“For gas development to take place, the government has to play an important role. Gas is something new. Therefore, the government must be a champion, it must take an active position and show that gas must and can play an important role in the economy. It is also up to the government to get rid of misconceptions; gas is not a threat to renewable energies, but rather an enabler. The government must also have an international perspective. The Namibian market is limited, so it is only through international energy cooperation that we can achieve full economies of scale. The government should pay more attention to transmission capacity. Generating is not enough,” said Dr. Endresen.
Dr. Klaus Endresen’s recommendation comes at a time when Namibia seeks to maximize the exploitation and monetization of its 2.2 trillion cubic feet of natural gas reserves to address domestic energy problems while increasing energy exports. In this regard, the Namibian government is increasing exploration activities and infrastructure development, such as a pipeline that BW Kudu is developing to transport gas from the Kudu Gas Field to feed a 420 MW power plant to be established in Elizabeth Bay. .
Furthermore, while Africa has remained a climate champion, gas exploitation will allow the region to accelerate its energy transition by ensuring the decarbonisation of the transport and power generation segments, as well as ensuring clean cooking. Egypt is one of the leading African countries in terms of gas utilization for domestic consumption and economic growth.
“The industry depends on natural gas. Natural gas plays an important role in clean cooking. Half of Egyptian homes are connected to natural gas networks. The government is now switching to gas as a fuel source. Today we have around 800 CNG service stations and more than 450,000 vehicles that run on natural gas. We believe that developing natural gas has significant socio-economic benefits in terms of skills development and employment. The government has given gas a high priority,” Helmi said. Meanwhile, Africa still has 900 million people without access to clean cooking and 600 million people living in energy poverty, and gas is expected to play a key role in tackling this. On the power generation side, gas will enable African countries to diversify the energy mix and complement existing coal and hydroelectric generation to ensure energy security and affordability.
Highlighting the role that gas plays in ensuring sustainable power generation in Ghana, Oppong added that “energy sustainability is about availability. As it stands, Ghana produces more than 100% power on demand. We’re doing about 40% hydropower, 58% gas, and the rest is renewable. When we talk about energy transition, Ghana made the transition in terms of crude oil and coal some years ago. We have been using gas for a long time and that has to do with availability. Second, accessibility is key. We are covering about 85% of the demand in Ghana. Finally, the affordability and costs of electricity. However, we still have to do more.”
With natural gas representing a central theme at the upcoming African Energy Week (AEW) 2022 conference in Cape Town on October 18-21, the discussions presented during the Namibian International Energy Conference will be expanded, with speakers delving into the gas, energy poverty and development opportunities in Africa.
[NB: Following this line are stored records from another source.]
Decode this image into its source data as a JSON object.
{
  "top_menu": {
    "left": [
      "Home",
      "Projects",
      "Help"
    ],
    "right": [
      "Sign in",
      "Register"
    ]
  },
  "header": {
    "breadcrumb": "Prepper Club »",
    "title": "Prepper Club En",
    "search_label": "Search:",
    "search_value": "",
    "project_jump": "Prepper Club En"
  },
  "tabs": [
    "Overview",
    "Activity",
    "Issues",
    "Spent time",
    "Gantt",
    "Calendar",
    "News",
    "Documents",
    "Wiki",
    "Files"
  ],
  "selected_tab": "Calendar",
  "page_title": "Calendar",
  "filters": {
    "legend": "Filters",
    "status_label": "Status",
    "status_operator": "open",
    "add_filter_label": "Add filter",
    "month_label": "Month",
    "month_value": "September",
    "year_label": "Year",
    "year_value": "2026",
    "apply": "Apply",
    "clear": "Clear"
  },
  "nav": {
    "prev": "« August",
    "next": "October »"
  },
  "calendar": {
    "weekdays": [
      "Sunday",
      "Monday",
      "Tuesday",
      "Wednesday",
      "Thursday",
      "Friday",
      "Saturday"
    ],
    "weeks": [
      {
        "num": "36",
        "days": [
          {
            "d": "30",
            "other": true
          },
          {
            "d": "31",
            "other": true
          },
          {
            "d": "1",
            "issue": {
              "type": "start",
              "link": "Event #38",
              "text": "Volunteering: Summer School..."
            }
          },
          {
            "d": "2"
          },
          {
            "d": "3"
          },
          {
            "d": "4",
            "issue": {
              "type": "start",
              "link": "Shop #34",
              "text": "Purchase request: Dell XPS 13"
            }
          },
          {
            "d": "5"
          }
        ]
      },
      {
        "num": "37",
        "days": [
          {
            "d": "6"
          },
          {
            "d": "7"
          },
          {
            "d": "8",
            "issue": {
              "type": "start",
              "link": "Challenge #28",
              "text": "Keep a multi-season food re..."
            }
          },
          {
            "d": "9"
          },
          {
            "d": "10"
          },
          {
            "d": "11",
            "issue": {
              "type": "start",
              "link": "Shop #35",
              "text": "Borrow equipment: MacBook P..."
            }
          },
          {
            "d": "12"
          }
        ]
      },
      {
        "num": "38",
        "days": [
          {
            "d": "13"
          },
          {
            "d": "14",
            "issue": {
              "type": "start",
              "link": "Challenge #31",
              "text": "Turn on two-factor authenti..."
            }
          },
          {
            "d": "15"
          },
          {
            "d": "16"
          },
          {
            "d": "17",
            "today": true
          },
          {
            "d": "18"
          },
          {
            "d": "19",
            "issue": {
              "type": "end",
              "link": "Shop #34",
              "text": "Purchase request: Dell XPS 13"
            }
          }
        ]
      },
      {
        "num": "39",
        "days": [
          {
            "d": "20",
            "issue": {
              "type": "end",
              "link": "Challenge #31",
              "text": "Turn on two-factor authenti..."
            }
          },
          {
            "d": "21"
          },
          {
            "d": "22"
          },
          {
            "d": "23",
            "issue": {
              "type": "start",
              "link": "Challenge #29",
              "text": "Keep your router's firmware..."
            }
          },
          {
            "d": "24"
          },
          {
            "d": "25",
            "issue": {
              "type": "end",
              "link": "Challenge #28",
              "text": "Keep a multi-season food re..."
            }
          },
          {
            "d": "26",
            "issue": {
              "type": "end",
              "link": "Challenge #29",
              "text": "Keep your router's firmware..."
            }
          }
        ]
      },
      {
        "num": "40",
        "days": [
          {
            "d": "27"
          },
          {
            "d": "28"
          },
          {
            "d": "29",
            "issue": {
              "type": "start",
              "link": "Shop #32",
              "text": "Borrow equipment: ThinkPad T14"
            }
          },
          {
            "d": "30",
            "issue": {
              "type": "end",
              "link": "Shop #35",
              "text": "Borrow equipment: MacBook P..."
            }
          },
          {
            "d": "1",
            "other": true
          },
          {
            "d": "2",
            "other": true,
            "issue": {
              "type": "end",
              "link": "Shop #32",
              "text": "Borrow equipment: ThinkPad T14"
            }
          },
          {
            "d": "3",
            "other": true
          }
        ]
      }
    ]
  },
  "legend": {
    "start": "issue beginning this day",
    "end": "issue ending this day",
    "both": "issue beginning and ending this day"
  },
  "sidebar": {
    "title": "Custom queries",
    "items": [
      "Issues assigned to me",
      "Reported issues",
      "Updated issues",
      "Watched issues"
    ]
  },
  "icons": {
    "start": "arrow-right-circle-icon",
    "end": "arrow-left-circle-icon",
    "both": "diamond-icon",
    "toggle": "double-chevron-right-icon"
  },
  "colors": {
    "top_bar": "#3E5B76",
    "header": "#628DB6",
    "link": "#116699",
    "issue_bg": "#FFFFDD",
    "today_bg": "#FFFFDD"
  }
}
AEW 2022 is the annual conference, exhibition and networking event of the African Chamber of Energy. AEW 2022 unites African energy stakeholders with international investors and partners to drive the growth and development of the industry and promote Africa as the destination for energy investments. Key organizations like the African Organization of Petroleum Producers, as well as African heavyweights like Equatorial Guinea and Nigeria, have partnered with AEW, strengthening the role the event will play in Africa’s energy future.